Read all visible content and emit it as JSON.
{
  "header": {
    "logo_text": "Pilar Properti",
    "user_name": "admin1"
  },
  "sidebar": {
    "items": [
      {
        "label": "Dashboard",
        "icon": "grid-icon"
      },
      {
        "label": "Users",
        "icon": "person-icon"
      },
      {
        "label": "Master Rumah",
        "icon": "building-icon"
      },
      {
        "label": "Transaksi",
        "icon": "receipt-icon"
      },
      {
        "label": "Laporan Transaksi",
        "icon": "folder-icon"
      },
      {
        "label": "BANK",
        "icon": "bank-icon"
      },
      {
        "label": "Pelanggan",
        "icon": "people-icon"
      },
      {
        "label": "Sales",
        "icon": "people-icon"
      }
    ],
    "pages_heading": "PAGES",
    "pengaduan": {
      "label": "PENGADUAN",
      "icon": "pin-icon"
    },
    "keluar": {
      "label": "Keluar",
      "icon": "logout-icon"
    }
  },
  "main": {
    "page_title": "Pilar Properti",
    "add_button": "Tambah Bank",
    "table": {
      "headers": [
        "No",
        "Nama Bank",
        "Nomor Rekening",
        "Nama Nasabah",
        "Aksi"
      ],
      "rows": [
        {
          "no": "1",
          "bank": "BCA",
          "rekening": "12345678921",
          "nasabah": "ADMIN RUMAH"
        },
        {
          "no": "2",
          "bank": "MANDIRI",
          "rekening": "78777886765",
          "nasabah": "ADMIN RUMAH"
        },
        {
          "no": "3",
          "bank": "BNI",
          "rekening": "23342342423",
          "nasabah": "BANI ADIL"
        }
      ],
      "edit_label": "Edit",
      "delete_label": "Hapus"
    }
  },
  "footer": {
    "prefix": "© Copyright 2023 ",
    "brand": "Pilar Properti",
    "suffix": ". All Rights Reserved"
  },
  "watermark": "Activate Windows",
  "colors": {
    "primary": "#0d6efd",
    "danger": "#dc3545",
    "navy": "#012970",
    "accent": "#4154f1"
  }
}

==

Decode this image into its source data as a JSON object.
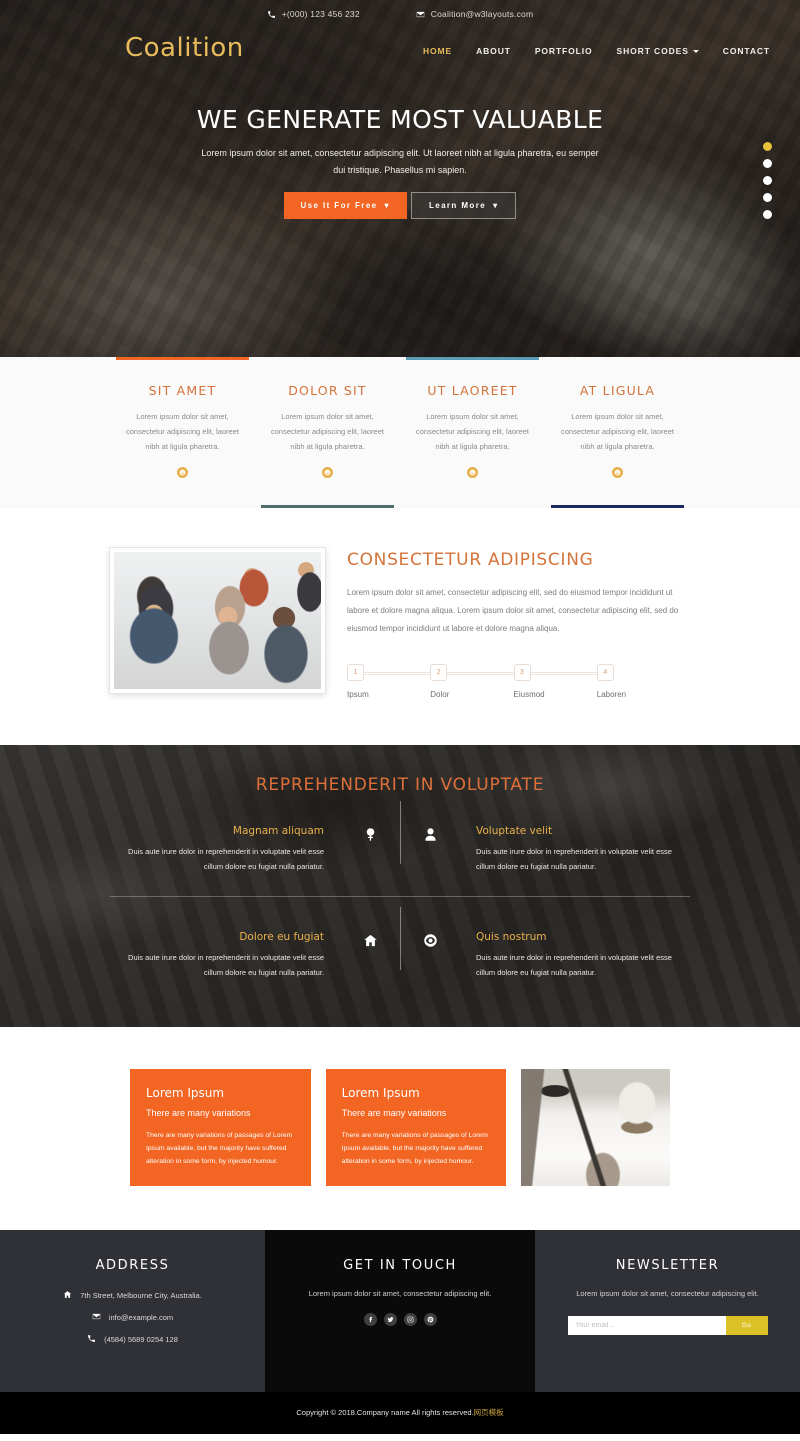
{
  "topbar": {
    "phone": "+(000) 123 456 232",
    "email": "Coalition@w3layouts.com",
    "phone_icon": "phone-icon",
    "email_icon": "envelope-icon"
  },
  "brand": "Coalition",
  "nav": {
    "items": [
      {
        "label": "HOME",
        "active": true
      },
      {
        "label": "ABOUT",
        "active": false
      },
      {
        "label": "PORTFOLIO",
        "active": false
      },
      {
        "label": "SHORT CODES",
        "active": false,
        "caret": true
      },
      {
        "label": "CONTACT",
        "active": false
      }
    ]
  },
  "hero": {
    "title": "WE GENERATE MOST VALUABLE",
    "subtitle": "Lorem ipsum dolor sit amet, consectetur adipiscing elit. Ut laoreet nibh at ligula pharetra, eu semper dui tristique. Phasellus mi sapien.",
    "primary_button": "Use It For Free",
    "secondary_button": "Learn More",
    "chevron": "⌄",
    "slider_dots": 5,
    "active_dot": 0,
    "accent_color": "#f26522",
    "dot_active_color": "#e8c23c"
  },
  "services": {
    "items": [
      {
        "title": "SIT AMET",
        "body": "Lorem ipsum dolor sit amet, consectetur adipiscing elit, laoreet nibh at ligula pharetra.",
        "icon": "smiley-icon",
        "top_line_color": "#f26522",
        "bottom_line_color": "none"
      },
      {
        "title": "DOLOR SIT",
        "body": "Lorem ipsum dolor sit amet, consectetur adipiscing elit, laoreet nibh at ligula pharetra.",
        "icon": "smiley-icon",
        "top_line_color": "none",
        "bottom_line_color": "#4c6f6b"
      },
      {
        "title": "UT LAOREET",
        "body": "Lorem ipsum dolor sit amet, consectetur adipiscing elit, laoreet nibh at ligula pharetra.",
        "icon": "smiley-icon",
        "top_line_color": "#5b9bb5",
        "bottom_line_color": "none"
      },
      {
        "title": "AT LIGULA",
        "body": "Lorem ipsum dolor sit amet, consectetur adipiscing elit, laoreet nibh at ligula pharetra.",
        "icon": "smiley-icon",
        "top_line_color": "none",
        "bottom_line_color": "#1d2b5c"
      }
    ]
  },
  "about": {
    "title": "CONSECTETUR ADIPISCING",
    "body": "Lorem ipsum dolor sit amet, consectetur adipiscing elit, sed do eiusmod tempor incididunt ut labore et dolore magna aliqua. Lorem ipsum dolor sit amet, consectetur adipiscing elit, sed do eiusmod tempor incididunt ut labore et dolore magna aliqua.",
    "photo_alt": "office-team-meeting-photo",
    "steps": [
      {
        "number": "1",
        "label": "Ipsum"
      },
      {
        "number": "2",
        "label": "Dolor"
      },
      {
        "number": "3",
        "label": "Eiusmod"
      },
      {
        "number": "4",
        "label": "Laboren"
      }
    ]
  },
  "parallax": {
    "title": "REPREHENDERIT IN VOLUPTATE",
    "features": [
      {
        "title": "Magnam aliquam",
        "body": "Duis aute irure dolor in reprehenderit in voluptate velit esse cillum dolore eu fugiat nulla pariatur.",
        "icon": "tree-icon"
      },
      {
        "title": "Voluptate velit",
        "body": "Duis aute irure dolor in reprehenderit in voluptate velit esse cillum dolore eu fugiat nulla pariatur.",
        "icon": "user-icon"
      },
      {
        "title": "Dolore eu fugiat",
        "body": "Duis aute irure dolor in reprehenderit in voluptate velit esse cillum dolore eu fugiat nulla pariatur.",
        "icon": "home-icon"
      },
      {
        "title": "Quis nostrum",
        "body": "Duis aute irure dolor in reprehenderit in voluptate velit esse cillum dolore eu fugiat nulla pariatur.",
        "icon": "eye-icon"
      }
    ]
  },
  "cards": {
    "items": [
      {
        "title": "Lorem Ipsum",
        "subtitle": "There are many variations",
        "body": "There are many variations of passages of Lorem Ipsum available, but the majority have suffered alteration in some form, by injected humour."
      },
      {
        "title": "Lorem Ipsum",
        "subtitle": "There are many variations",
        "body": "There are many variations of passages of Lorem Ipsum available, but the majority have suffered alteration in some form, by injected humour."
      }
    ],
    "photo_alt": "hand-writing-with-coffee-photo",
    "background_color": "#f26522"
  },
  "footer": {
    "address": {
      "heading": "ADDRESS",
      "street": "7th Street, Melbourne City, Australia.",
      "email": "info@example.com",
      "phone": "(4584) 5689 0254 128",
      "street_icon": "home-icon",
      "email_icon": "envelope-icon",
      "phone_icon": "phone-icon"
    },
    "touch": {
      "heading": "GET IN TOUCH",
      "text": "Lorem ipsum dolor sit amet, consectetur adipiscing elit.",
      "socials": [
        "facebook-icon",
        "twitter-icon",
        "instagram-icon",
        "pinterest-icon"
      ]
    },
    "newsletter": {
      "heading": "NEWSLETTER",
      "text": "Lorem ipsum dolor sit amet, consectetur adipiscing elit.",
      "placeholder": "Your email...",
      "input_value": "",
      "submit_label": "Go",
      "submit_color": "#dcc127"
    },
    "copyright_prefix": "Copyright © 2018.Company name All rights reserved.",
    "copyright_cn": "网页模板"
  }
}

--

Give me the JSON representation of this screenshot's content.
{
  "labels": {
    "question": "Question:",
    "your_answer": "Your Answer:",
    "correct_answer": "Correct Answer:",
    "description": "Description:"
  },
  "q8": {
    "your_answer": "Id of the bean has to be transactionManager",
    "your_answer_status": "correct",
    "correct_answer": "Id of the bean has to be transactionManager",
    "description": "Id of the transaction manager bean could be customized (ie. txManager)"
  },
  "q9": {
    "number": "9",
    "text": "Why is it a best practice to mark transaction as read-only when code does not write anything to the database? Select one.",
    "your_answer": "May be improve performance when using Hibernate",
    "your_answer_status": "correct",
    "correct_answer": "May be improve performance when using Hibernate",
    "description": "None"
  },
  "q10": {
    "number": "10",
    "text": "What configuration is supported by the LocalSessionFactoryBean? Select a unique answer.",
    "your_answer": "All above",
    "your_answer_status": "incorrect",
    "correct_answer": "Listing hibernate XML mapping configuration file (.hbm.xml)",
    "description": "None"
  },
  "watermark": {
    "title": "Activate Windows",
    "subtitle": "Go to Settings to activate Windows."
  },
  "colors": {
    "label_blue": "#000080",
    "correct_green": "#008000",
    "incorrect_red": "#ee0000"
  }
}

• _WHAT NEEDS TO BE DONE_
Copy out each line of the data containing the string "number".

• _EXERCISE RESPONSE_
        "number": "1",
        "number": "2",
        "number": "3",
        "number": "4",
    "number": "9",
    "number": "10",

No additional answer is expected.